Provided information:
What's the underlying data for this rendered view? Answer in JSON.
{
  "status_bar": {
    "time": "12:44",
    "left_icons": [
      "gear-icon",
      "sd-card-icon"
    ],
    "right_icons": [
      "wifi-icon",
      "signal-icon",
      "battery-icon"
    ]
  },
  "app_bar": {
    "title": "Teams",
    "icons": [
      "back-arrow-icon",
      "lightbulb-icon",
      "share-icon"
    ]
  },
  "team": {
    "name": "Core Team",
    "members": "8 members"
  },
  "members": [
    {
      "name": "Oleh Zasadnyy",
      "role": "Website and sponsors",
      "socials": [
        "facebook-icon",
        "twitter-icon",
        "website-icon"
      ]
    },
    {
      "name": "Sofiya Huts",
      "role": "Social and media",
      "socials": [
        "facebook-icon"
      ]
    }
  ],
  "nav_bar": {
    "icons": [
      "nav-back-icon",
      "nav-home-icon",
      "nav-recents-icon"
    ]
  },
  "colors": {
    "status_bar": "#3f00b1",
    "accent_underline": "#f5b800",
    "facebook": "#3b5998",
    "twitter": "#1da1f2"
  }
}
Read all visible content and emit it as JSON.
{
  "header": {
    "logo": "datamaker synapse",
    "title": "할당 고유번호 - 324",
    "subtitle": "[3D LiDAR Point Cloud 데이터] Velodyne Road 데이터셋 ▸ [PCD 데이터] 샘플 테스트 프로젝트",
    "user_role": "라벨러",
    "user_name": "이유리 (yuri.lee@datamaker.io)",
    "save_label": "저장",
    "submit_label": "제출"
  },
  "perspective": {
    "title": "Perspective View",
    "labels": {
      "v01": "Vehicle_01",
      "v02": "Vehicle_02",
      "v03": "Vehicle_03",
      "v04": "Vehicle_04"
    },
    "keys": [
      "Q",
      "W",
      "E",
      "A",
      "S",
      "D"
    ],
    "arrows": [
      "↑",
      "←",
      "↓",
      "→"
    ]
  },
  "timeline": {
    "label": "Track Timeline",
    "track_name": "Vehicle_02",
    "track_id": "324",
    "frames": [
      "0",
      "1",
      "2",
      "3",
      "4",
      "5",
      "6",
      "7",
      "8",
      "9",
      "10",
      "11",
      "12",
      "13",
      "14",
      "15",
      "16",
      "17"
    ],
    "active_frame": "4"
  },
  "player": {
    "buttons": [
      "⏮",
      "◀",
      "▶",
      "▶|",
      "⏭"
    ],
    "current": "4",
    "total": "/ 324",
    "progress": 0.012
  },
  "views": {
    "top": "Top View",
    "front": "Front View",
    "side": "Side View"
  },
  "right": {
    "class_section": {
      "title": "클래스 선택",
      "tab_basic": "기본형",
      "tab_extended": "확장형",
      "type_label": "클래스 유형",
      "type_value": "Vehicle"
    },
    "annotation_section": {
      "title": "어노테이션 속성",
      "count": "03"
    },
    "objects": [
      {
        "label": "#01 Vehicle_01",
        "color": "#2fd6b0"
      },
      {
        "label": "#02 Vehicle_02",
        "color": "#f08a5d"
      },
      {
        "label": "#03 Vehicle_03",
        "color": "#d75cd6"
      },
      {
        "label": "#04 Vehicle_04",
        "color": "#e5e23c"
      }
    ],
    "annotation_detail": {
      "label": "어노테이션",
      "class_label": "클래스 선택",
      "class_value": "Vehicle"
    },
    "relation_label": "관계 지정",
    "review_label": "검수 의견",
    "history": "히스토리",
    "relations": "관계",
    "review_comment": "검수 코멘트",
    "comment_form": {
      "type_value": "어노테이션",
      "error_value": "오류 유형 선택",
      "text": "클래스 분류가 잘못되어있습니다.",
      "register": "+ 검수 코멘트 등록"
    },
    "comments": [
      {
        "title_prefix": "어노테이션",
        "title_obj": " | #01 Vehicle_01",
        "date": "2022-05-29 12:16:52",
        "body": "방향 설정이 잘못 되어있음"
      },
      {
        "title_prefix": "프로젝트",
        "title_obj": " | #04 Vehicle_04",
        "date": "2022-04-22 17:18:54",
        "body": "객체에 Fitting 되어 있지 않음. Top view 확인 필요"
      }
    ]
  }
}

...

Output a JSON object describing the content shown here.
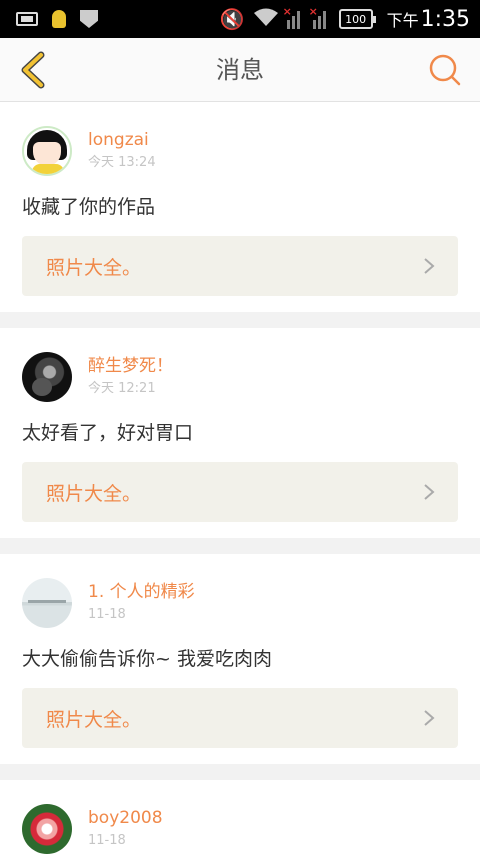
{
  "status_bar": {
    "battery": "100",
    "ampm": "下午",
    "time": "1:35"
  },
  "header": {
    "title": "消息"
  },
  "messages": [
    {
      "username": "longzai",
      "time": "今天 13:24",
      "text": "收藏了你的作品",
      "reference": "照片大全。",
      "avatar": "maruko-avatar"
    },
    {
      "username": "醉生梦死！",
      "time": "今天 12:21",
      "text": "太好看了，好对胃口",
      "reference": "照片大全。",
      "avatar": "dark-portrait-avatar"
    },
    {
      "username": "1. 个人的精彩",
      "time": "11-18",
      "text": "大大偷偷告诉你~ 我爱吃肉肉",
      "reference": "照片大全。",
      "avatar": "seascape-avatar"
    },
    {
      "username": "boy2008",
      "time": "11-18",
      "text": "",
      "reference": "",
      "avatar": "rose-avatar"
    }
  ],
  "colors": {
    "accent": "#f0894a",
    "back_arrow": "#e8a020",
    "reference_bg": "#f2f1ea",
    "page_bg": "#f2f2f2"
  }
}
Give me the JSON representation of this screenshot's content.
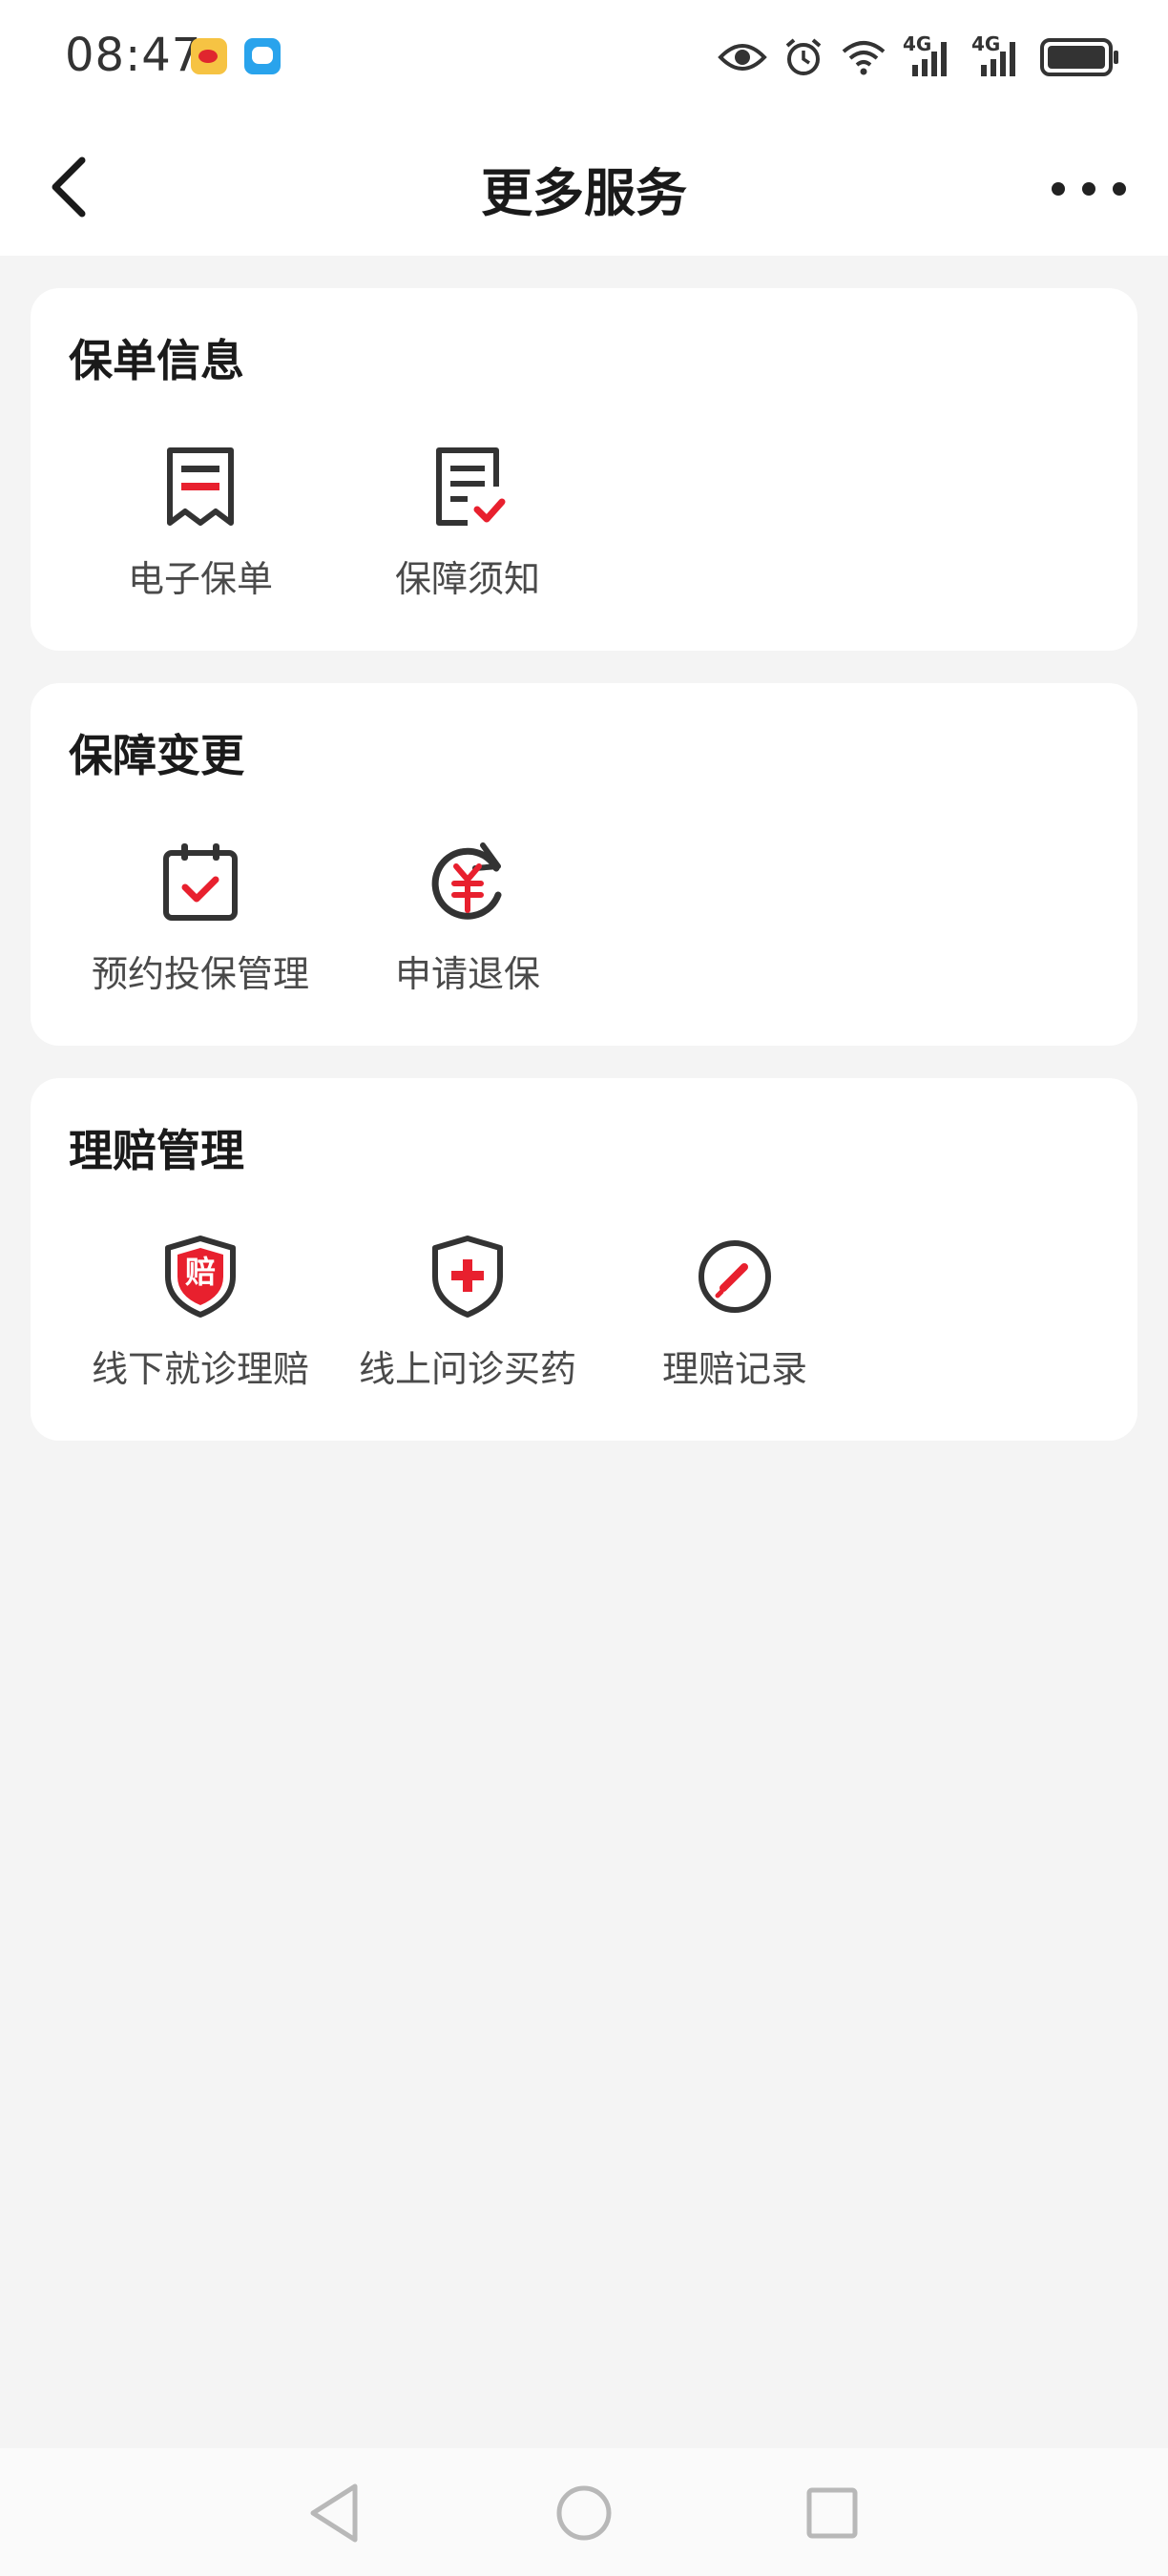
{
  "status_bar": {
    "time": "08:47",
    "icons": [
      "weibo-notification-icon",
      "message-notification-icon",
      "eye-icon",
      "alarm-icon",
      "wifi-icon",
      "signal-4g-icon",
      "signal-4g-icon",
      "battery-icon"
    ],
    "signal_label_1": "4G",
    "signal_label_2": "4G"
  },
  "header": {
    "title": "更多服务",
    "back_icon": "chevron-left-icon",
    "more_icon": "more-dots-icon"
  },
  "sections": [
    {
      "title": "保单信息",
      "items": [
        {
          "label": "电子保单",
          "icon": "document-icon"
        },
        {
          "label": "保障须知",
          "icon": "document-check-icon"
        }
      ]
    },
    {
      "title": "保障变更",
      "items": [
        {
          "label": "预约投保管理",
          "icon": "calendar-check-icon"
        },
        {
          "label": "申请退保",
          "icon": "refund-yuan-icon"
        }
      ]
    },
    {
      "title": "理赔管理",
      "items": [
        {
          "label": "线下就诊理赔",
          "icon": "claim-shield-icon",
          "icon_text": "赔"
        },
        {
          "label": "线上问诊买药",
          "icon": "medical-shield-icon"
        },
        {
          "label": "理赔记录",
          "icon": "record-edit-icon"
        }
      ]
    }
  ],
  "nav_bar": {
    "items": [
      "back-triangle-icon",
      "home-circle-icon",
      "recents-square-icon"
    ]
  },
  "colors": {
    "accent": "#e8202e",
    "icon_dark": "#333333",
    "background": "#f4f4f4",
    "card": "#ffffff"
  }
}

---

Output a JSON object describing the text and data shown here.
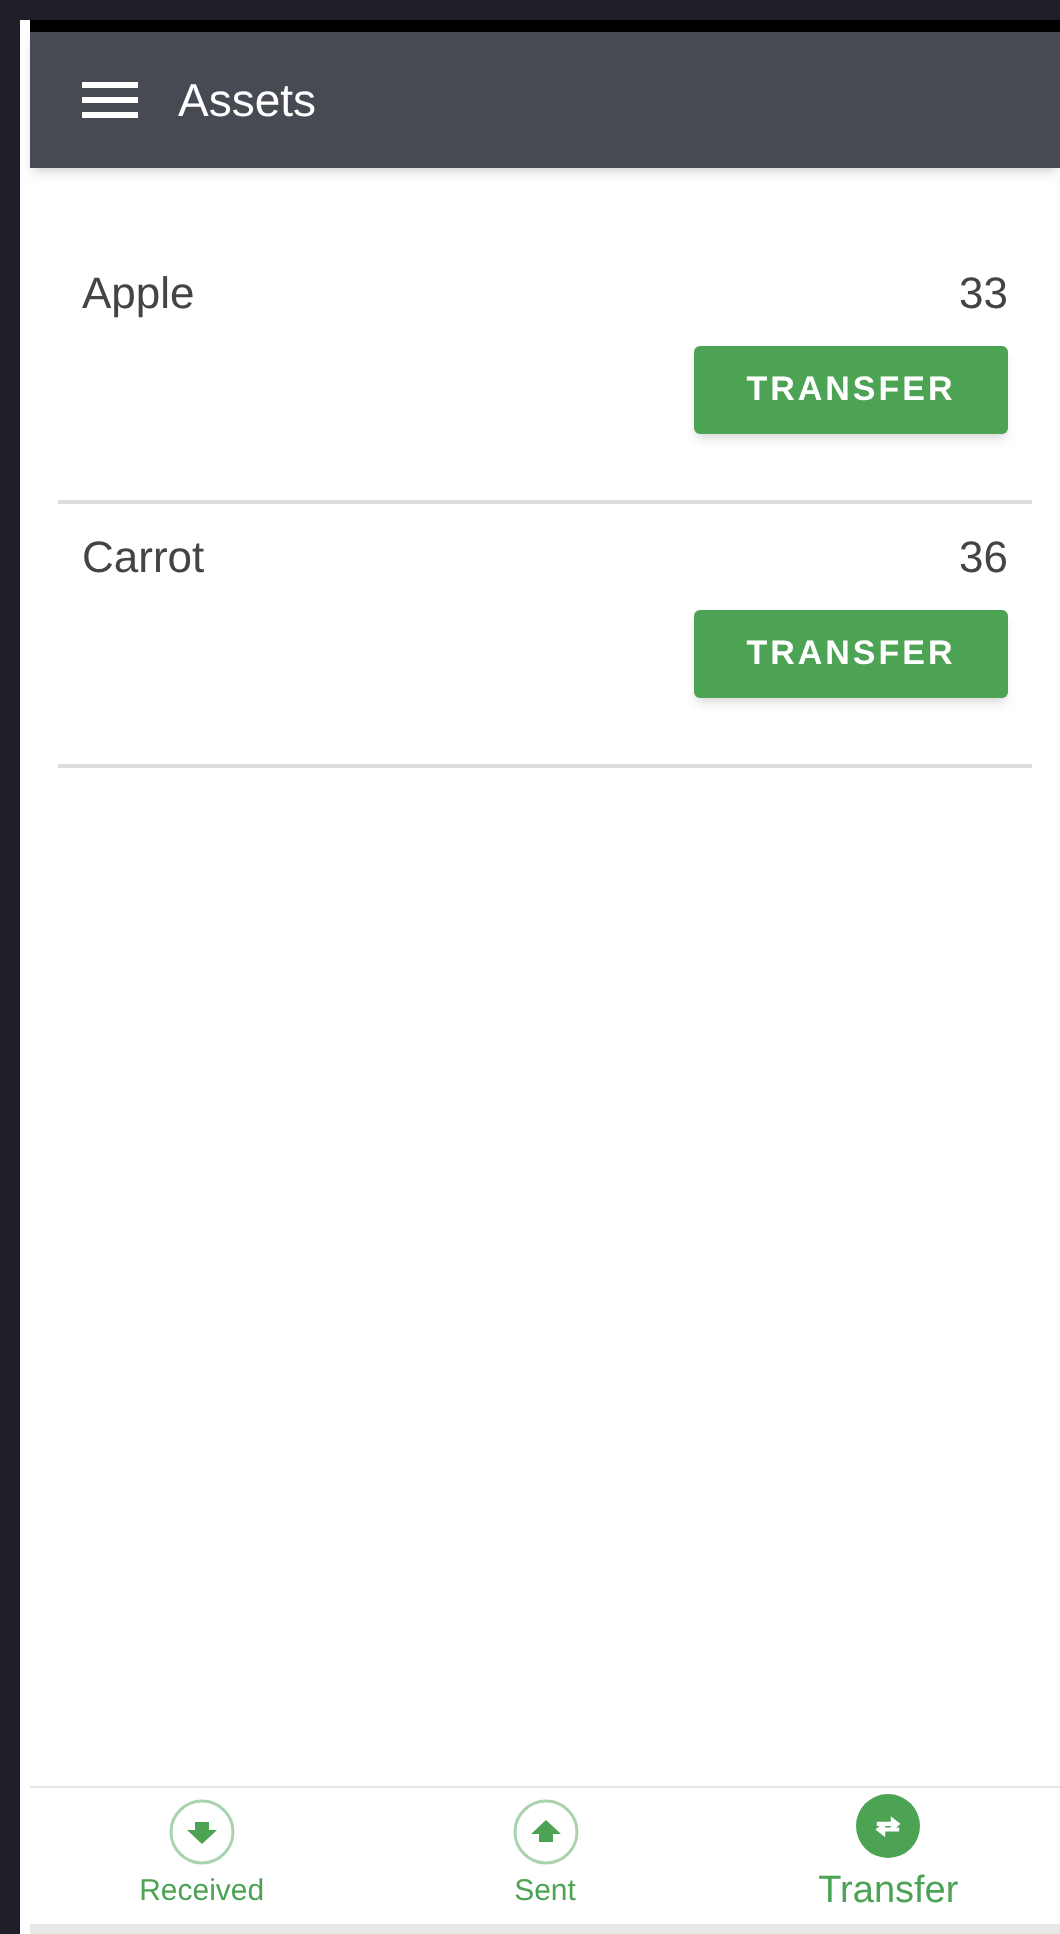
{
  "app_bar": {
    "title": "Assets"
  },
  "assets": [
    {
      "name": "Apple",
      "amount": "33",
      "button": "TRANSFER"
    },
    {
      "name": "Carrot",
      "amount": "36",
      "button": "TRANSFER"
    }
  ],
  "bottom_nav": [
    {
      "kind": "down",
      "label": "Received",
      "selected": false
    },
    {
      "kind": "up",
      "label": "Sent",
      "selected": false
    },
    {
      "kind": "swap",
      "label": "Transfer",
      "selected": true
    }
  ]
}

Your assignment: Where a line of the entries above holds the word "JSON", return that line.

Answer box:
What's the underlying data for this rendered view? Answer in JSON.
Read all visible content and emit it as JSON.
Output a JSON object describing the content shown here.
Give me the JSON representation of this screenshot's content.
Output a JSON object describing the text and data shown here.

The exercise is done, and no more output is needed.